TASK OBJECTIVE. Line by line, the data below should be set down unchanged, with images excluded.

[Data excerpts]
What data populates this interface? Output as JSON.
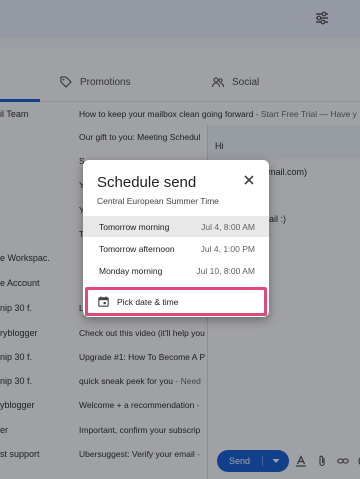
{
  "tabs": {
    "promotions": "Promotions",
    "social": "Social"
  },
  "senders": [
    "il Team",
    "e Workspac.",
    "e Account",
    "nip 30 f.",
    "ryblogger",
    "nip 30 f.",
    "nip 30 f.",
    "yblogger",
    "er",
    "st support"
  ],
  "emails": [
    {
      "subject": "How to keep your mailbox clean going forward",
      "snippet": " - Start Free Trial — Have y"
    },
    {
      "subject": "Our gift to you: Meeting Schedul",
      "snippet": ""
    },
    {
      "subject": "S",
      "snippet": ""
    },
    {
      "subject": "Y",
      "snippet": ""
    },
    {
      "subject": "Y",
      "snippet": ""
    },
    {
      "subject": "T",
      "snippet": ""
    },
    {
      "subject": "L",
      "snippet": ""
    },
    {
      "subject": "Check out this video (it'll help you",
      "snippet": ""
    },
    {
      "subject": "Upgrade #1: How To Become A P",
      "snippet": ""
    },
    {
      "subject": "quick sneak peek for you",
      "snippet": " - Need"
    },
    {
      "subject": "Welcome + a recommendation",
      "snippet": " -"
    },
    {
      "subject": "Important, confirm your subscrip",
      "snippet": ""
    },
    {
      "subject": "Ubersuggest: Verify your email",
      "snippet": " -"
    }
  ],
  "compose": {
    "greeting": "Hi",
    "email_fragment": "mail.com)",
    "smile": "ail :)",
    "send_label": "Send"
  },
  "dialog": {
    "title": "Schedule send",
    "subtitle": "Central European Summer Time",
    "options": [
      {
        "label": "Tomorrow morning",
        "time": "Jul 4, 8:00 AM",
        "selected": true
      },
      {
        "label": "Tomorrow afternoon",
        "time": "Jul 4, 1:00 PM",
        "selected": false
      },
      {
        "label": "Monday morning",
        "time": "Jul 10, 8:00 AM",
        "selected": false
      }
    ],
    "pick_label": "Pick date & time"
  },
  "colors": {
    "accent": "#0b57d0",
    "highlight": "#e0487a",
    "overlay": "rgba(28,32,40,0.42)"
  },
  "icons": [
    "filter-icon",
    "tag-icon",
    "people-icon",
    "close-icon",
    "calendar-icon",
    "chevron-down-icon",
    "text-format-icon",
    "attach-icon",
    "link-icon",
    "emoji-icon"
  ]
}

RESPONSE.
What data populates this interface? Output as JSON.
{
  "tabs": {
    "promotions": "Promotions",
    "social": "Social"
  },
  "senders": [
    "il Team",
    "e Workspac.",
    "e Account",
    "nip 30 f.",
    "ryblogger",
    "nip 30 f.",
    "nip 30 f.",
    "yblogger",
    "er",
    "st support"
  ],
  "emails": [
    {
      "subject": "How to keep your mailbox clean going forward",
      "snippet": " - Start Free Trial — Have y"
    },
    {
      "subject": "Our gift to you: Meeting Schedul",
      "snippet": ""
    },
    {
      "subject": "S",
      "snippet": ""
    },
    {
      "subject": "Y",
      "snippet": ""
    },
    {
      "subject": "Y",
      "snippet": ""
    },
    {
      "subject": "T",
      "snippet": ""
    },
    {
      "subject": "L",
      "snippet": ""
    },
    {
      "subject": "Check out this video (it'll help you",
      "snippet": ""
    },
    {
      "subject": "Upgrade #1: How To Become A P",
      "snippet": ""
    },
    {
      "subject": "quick sneak peek for you",
      "snippet": " - Need"
    },
    {
      "subject": "Welcome + a recommendation",
      "snippet": " -"
    },
    {
      "subject": "Important, confirm your subscrip",
      "snippet": ""
    },
    {
      "subject": "Ubersuggest: Verify your email",
      "snippet": " -"
    }
  ],
  "compose": {
    "greeting": "Hi",
    "email_fragment": "mail.com)",
    "smile": "ail :)",
    "send_label": "Send"
  },
  "dialog": {
    "title": "Schedule send",
    "subtitle": "Central European Summer Time",
    "options": [
      {
        "label": "Tomorrow morning",
        "time": "Jul 4, 8:00 AM",
        "selected": true
      },
      {
        "label": "Tomorrow afternoon",
        "time": "Jul 4, 1:00 PM",
        "selected": false
      },
      {
        "label": "Monday morning",
        "time": "Jul 10, 8:00 AM",
        "selected": false
      }
    ],
    "pick_label": "Pick date & time"
  },
  "colors": {
    "accent": "#0b57d0",
    "highlight": "#e0487a",
    "overlay": "rgba(28,32,40,0.42)"
  },
  "icons": [
    "filter-icon",
    "tag-icon",
    "people-icon",
    "close-icon",
    "calendar-icon",
    "chevron-down-icon",
    "text-format-icon",
    "attach-icon",
    "link-icon",
    "emoji-icon"
  ]
}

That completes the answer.